### What to do
Your reply should be made up of every line in the records below that holds the string "central".

━━━ Information ━━━

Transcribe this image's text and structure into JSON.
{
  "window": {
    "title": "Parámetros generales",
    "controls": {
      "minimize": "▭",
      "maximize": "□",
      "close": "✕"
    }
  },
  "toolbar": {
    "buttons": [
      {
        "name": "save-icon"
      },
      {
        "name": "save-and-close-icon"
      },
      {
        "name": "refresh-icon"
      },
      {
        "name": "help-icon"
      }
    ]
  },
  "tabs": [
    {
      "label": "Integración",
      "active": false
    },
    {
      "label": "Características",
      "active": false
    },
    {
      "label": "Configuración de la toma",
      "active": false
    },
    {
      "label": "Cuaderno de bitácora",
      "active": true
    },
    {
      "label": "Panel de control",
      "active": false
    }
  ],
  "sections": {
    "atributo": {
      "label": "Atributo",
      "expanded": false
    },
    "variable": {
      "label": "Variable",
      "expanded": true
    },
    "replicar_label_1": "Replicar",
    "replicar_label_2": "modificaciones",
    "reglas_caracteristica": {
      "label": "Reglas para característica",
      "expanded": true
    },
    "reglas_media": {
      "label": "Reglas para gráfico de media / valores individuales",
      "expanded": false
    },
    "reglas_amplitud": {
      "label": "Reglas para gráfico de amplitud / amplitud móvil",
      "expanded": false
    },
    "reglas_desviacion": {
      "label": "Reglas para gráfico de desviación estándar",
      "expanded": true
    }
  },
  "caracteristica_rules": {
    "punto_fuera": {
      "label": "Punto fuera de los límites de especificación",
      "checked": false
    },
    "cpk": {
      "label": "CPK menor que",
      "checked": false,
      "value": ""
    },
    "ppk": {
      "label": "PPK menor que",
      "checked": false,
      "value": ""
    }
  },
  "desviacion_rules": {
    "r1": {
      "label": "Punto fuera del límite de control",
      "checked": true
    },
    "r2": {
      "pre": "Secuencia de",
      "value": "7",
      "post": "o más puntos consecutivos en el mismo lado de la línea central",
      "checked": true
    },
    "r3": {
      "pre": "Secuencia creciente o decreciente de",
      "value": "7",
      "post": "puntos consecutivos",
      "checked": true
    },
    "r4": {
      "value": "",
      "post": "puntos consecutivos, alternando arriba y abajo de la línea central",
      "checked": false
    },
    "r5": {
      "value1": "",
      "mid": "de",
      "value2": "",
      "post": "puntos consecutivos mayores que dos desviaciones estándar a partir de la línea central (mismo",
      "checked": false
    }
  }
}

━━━

### Answer for the task
      "post": "o más puntos consecutivos en el mismo lado de la línea central",
      "post": "puntos consecutivos, alternando arriba y abajo de la línea central",
      "post": "puntos consecutivos mayores que dos desviaciones estándar a partir de la línea central (mismo",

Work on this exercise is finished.